The ability to determine the ideal offer for a particular customer would give a company a substantial competitive advantage, by ensuring that they aren’t subsidizing offers at a higher-than-required level. Why make a 30% off deal when 10% would work just as well for that customer?
This always-optimizing dataset helps brands connect the dots between digital engagement and sales. There are also other benefits:
Reduced costs. Automated tasks that are ‘set-and-forget’ reduce investments in employee time and resources that marketers could better apply to strategic objectives. The entire team can become more productive and efficient. Companies can eliminate waste that occurs naturally as the result of mass marketing by customizing each offer to the minimum amount to influence purchasing decisions.
Streamlining marketing efforts. With machine learning, companies can apply customer behavioral data to accurately predict which segments of the population are most likely to become customers. This activity goes beyond traditional data analytics because machine learning algorithms can incorporate results of marketing efforts and use them to improve strategic decisions in future endeavors. Marketing departments can streamline campaigns, using micro-targeting results from machine learning programs to focus on those customers that are most likely to be affected, without wasting effort and resources on less likely candidates.
Advanced personalization. The Boston Consulting Group measured a 6-10% increase in revenue for those companies that have incorporated personalization tactics in their marketing. They also predict that over the next five years, there will be a significant shift in revenue from the companies that personalize poorly, or not at all, toward the small percentage of companies that get it right.
Barriers to personalization include poor data quality, omnichannel integration, complex execution, and inability to measure ROI. Machine learning can help tear down each of these barriers to success: by automatically gathering and analyzing high-quality customer data, providing actionable insights, and automatically executing personalized interactions with dynamic content.
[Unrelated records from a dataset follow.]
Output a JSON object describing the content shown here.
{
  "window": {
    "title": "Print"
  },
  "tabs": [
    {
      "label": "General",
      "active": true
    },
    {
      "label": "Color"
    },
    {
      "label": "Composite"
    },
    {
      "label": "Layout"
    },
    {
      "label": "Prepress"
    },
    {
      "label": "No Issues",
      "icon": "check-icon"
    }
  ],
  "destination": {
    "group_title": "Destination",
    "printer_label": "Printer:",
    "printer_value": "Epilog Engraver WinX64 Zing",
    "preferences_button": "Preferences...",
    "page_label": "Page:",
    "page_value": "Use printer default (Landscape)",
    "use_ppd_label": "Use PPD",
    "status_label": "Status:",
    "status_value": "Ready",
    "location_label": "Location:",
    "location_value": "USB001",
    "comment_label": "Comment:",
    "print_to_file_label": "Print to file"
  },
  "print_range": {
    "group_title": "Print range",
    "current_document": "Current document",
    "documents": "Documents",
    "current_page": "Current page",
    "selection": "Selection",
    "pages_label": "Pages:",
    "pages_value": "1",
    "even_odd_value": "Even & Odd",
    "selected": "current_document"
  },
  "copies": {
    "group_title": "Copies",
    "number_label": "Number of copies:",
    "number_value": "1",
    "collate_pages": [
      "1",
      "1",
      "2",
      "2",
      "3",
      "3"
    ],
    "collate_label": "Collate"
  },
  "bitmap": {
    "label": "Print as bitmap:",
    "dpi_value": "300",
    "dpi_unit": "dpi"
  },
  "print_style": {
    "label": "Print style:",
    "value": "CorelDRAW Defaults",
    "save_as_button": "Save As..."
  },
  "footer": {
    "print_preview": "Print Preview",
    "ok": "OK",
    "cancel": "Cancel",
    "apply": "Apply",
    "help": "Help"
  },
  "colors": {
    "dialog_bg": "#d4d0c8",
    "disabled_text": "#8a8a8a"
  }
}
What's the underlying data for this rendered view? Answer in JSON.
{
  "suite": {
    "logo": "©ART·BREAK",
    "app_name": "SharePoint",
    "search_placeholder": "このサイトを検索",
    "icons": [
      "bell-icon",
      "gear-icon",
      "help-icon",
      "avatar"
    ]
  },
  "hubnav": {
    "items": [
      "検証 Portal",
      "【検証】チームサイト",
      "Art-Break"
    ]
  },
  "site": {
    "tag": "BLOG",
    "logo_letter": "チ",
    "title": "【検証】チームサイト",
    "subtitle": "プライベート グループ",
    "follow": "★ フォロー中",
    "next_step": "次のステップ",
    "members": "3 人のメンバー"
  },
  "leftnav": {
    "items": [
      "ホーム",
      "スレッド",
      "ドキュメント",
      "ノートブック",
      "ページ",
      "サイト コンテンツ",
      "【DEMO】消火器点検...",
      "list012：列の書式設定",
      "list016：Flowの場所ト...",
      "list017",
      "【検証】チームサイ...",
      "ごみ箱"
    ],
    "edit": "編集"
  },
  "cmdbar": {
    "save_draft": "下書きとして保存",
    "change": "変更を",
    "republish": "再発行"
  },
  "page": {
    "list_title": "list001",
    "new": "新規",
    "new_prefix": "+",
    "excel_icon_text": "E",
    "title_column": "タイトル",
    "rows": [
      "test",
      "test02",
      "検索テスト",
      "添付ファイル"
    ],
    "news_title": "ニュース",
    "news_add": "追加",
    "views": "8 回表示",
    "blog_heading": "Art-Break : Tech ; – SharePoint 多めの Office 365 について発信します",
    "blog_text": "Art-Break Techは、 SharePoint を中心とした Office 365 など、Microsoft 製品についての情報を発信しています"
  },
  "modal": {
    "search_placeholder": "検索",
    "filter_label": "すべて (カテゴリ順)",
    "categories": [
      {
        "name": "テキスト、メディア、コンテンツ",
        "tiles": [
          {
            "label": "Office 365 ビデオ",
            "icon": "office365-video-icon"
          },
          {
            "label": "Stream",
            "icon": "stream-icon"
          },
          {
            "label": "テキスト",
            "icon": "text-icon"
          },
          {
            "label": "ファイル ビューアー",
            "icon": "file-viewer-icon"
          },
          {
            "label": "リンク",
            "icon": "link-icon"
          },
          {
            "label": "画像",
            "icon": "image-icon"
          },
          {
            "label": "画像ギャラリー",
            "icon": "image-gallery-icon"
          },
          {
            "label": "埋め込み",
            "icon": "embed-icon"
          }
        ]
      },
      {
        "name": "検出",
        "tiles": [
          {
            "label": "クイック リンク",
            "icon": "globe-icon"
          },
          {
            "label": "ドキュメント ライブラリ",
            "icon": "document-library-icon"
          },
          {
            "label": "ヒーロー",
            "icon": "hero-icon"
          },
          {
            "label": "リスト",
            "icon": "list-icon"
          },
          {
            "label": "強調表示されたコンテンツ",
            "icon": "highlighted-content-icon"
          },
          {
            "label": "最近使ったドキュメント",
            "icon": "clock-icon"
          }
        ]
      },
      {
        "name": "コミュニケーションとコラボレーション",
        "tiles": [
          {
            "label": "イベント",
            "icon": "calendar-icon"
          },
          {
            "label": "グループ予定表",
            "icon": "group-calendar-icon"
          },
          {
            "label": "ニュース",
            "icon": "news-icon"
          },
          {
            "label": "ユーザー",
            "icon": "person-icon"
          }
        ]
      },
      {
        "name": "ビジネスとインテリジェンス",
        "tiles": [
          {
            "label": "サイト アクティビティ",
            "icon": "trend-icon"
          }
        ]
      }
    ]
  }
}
Data collected in the machine learning process can give marketers an accurate measurement of ROI, which can be used to maximize the effectiveness of marketing spend.